Exercise input.
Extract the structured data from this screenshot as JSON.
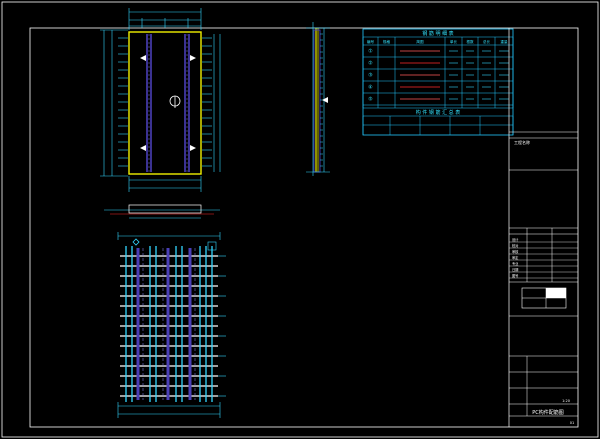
{
  "drawing": {
    "background": "#000000",
    "colors": {
      "frame": "#ffffff",
      "dimension": "#33d6ff",
      "outline": "#f0f000",
      "rebar": "#4a3fb8",
      "highlight": "#ff2a2a",
      "marker": "#ffffff",
      "table_line": "#22c9ff"
    }
  },
  "schedule_table": {
    "title": "钢 筋 明 细 表",
    "subtitle": "构 件 钢 筋 汇 总 表",
    "header": [
      "编号",
      "规格",
      "简图",
      "单长",
      "根数",
      "总长",
      "重量"
    ],
    "rows": [
      {
        "id": "①",
        "highlight": false
      },
      {
        "id": "②",
        "highlight": true
      },
      {
        "id": "③",
        "highlight": false
      },
      {
        "id": "④",
        "highlight": true
      },
      {
        "id": "⑤",
        "highlight": false
      }
    ]
  },
  "title_block": {
    "project_label": "工程名称",
    "drawing_name": "PC构件配筋图",
    "sheet_no": "01",
    "scale_label": "1:20",
    "rows": [
      "设计",
      "校对",
      "审核",
      "审定",
      "专业",
      "日期",
      "图号"
    ]
  },
  "icons": {
    "section_marker": "section-symbol-icon",
    "lifting_point": "lifting-point-icon",
    "grid_marker": "diamond-marker-icon"
  }
}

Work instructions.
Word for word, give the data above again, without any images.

Response for this exercise.
Extract the structured data from this screenshot as JSON.
{
  "drawing": {
    "background": "#000000",
    "colors": {
      "frame": "#ffffff",
      "dimension": "#33d6ff",
      "outline": "#f0f000",
      "rebar": "#4a3fb8",
      "highlight": "#ff2a2a",
      "marker": "#ffffff",
      "table_line": "#22c9ff"
    }
  },
  "schedule_table": {
    "title": "钢 筋 明 细 表",
    "subtitle": "构 件 钢 筋 汇 总 表",
    "header": [
      "编号",
      "规格",
      "简图",
      "单长",
      "根数",
      "总长",
      "重量"
    ],
    "rows": [
      {
        "id": "①",
        "highlight": false
      },
      {
        "id": "②",
        "highlight": true
      },
      {
        "id": "③",
        "highlight": false
      },
      {
        "id": "④",
        "highlight": true
      },
      {
        "id": "⑤",
        "highlight": false
      }
    ]
  },
  "title_block": {
    "project_label": "工程名称",
    "drawing_name": "PC构件配筋图",
    "sheet_no": "01",
    "scale_label": "1:20",
    "rows": [
      "设计",
      "校对",
      "审核",
      "审定",
      "专业",
      "日期",
      "图号"
    ]
  },
  "icons": {
    "section_marker": "section-symbol-icon",
    "lifting_point": "lifting-point-icon",
    "grid_marker": "diamond-marker-icon"
  }
}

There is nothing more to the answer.